    • Harvard has the highest percentage of students living on campus, with 99% of the undergrad population in the residential system.
    • In New England,  KeeneState_ is the only state college or university with a bachelor’s program specializing in #Holocaust and #Genocide Studies.

 

 

How do I compare colleges if I can’t visit?

Before comparing colleges, look inward to assess your likes and motivations. Critical thinking is more important now than in the past.  What is important for you to have in your college? Do you want football games on the weekends and crowds that have huge school spirit? Do you want small classes where you can ask more questions and have discussions with your professors?

 

Being able to ask the ‘why’ questions is crucial. Why did you make certain academic choices? Why did you choose specific clubs/activities? Why do you want to go to college? What is most important to you in your ideal college?

 

Begin to search for colleges that match your interests, goals, and what’s important to you. You can use average GPA and test scores, potential majors, and other factors to help you narrow it down.

 

Sign up for email from schools to receive information from them. 

Virtual College Tours

Many colleges have canceled their on-campus information sessions and tours, so what can a student do to find deeper info on a college? Go to colleges’ websites and register for their virtual tours to show your interest. 

Also, demonstrate interest by getting on the schools’ mailing lists.
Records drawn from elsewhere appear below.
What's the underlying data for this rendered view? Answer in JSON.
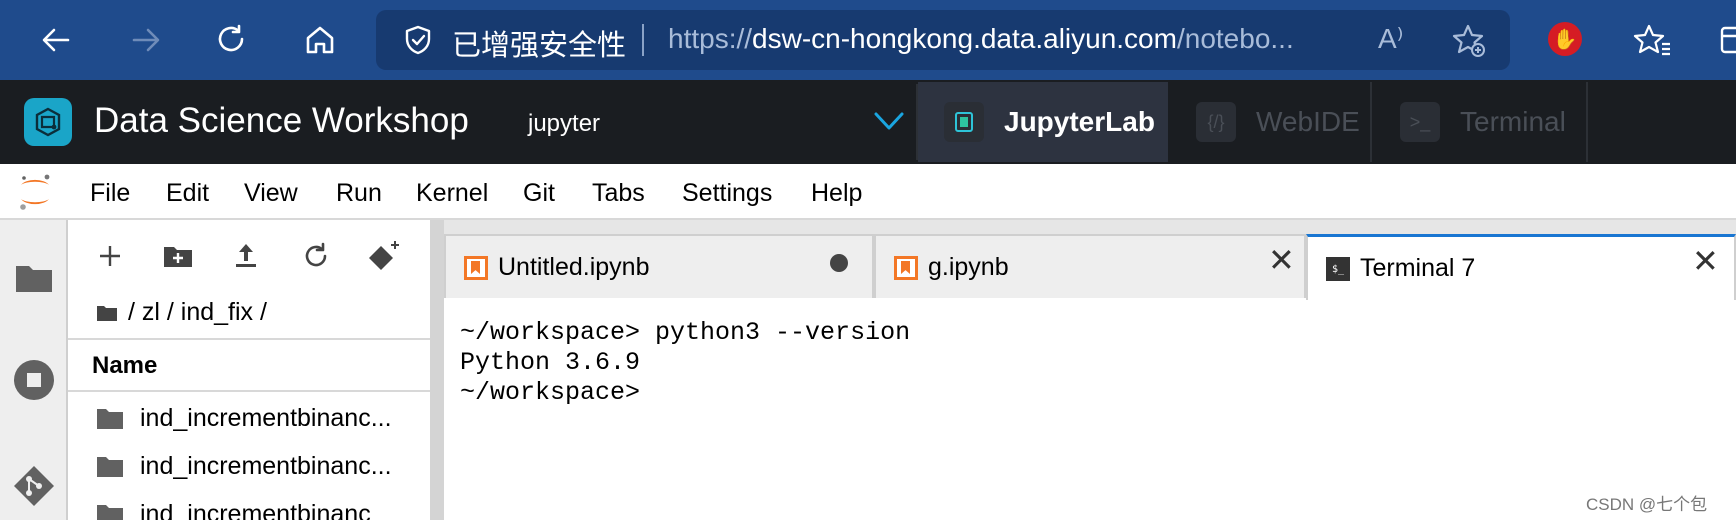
{
  "browser": {
    "security_label": "已增强安全性",
    "url_protocol": "https://",
    "url_host": "dsw-cn-hongkong.data.aliyun.com",
    "url_path": "/notebo...",
    "read_aloud_glyph": "A⁾"
  },
  "dsw": {
    "title": "Data Science Workshop",
    "environment_value": "jupyter",
    "tabs": [
      {
        "label": "JupyterLab",
        "active": true
      },
      {
        "label": "WebIDE",
        "icon_text": "{/}",
        "active": false
      },
      {
        "label": "Terminal",
        "icon_text": ">_",
        "active": false
      }
    ]
  },
  "menu": {
    "items": [
      "File",
      "Edit",
      "View",
      "Run",
      "Kernel",
      "Git",
      "Tabs",
      "Settings",
      "Help"
    ]
  },
  "filebrowser": {
    "breadcrumb": "/ zl / ind_fix /",
    "column_name": "Name",
    "items": [
      "ind_incrementbinanc...",
      "ind_incrementbinanc...",
      "ind_incrementbinanc"
    ]
  },
  "doc_tabs": [
    {
      "title": "Untitled.ipynb",
      "kind": "notebook",
      "state": "unsaved"
    },
    {
      "title": "g.ipynb",
      "kind": "notebook",
      "close": "✕"
    },
    {
      "title": "Terminal 7",
      "kind": "terminal",
      "active": true,
      "close": "✕",
      "icon_text": "$_"
    }
  ],
  "terminal": {
    "lines": [
      "~/workspace> python3 --version",
      "Python 3.6.9",
      "~/workspace>"
    ]
  },
  "watermark": "CSDN @七个包",
  "colors": {
    "browser_bar": "#1f4b8c",
    "dsw_header": "#1a1d21",
    "notebook_orange": "#f37726",
    "active_tab_accent": "#1976d2",
    "adblock_red": "#d51c24"
  }
}
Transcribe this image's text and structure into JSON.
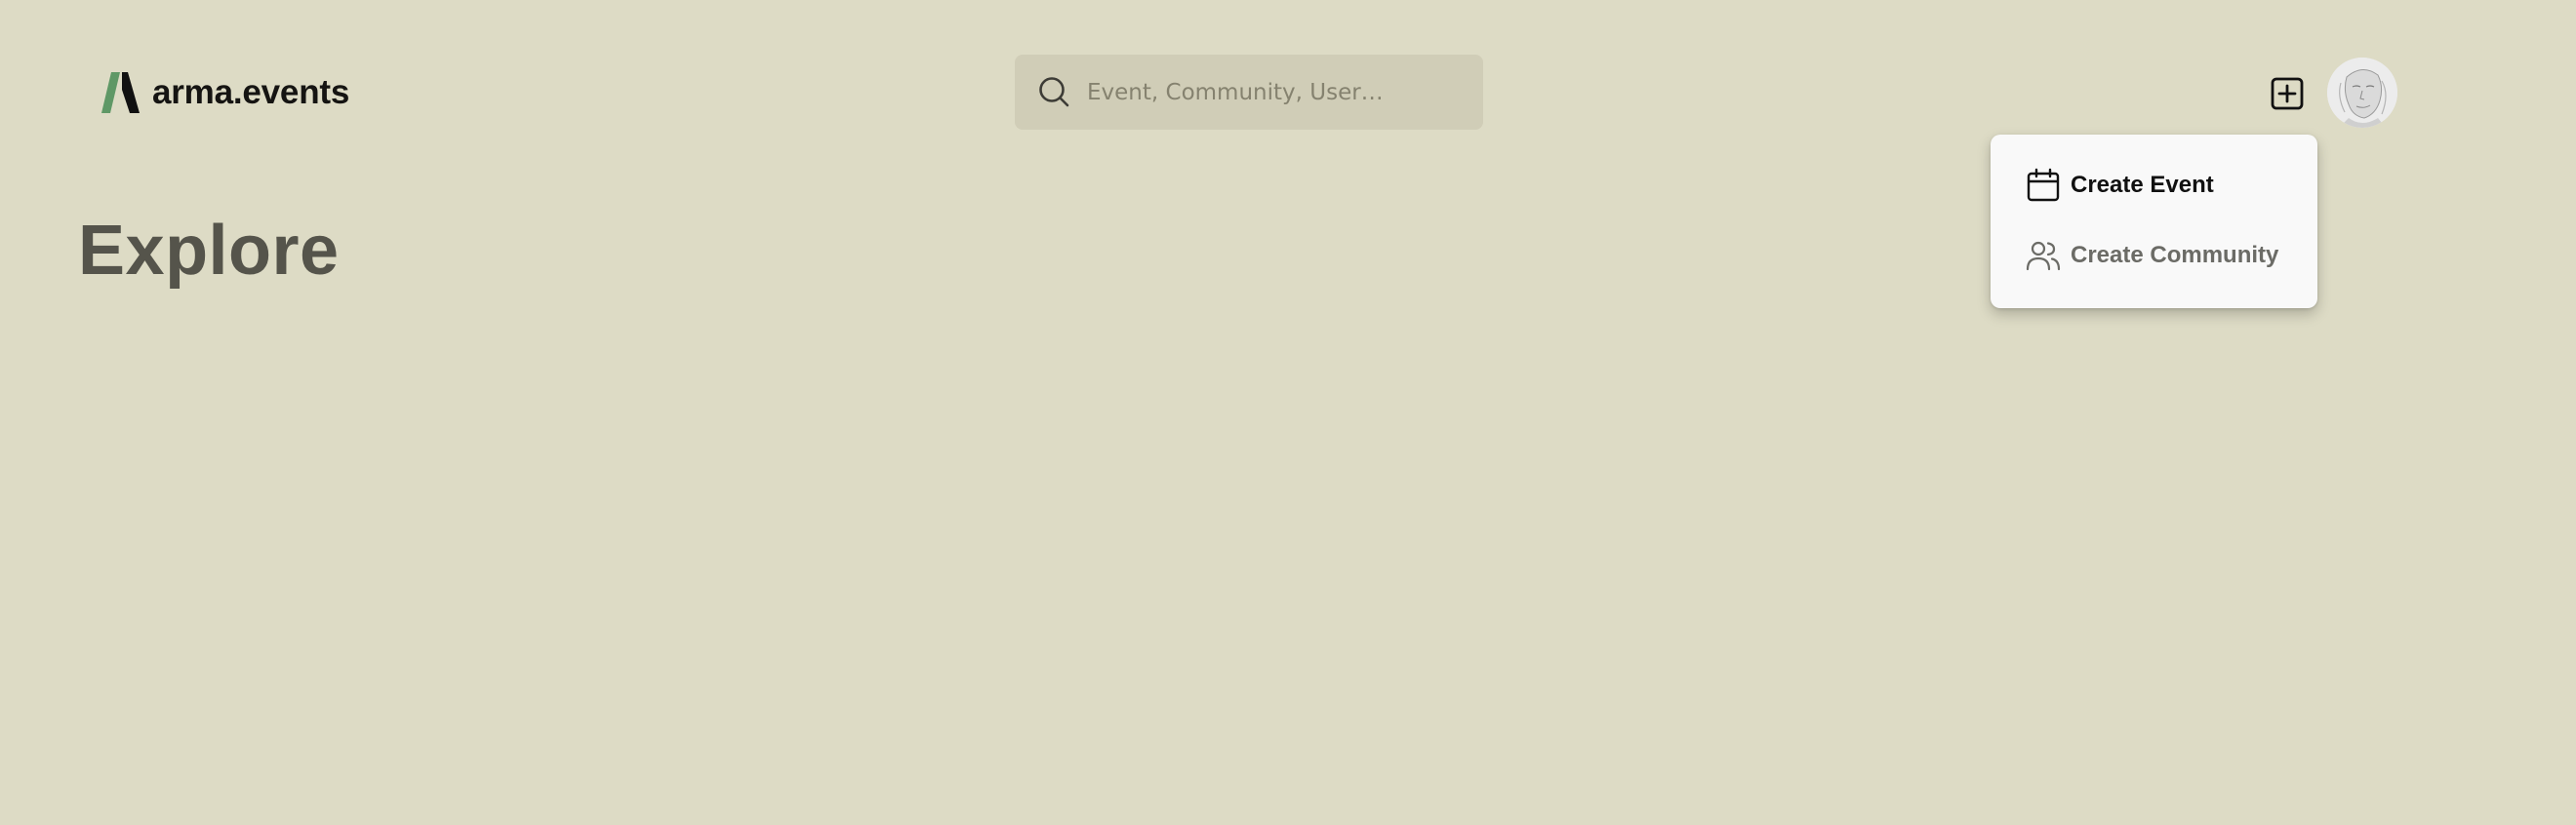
{
  "header": {
    "logo_text": "arma.events",
    "logo_mark_colors": {
      "green": "#5f9866",
      "black": "#111111"
    },
    "search": {
      "placeholder": "Event, Community, User…",
      "value": ""
    },
    "add_icon": "plus-square-icon",
    "avatar_icon": "user-avatar"
  },
  "main": {
    "page_title": "Explore"
  },
  "create_menu": {
    "items": [
      {
        "label": "Create Event",
        "icon": "calendar-icon"
      },
      {
        "label": "Create Community",
        "icon": "users-icon"
      }
    ]
  },
  "colors": {
    "background": "#dddbc5",
    "search_background": "#d0cdb7",
    "menu_background": "#f9f9f9",
    "title_text": "#55544b"
  }
}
Read the emails from the colleges and click on some links in the correspondences to learn more.

Virtual college fairs are a thing. You might check out the following for more info:

NACAC National College Fairs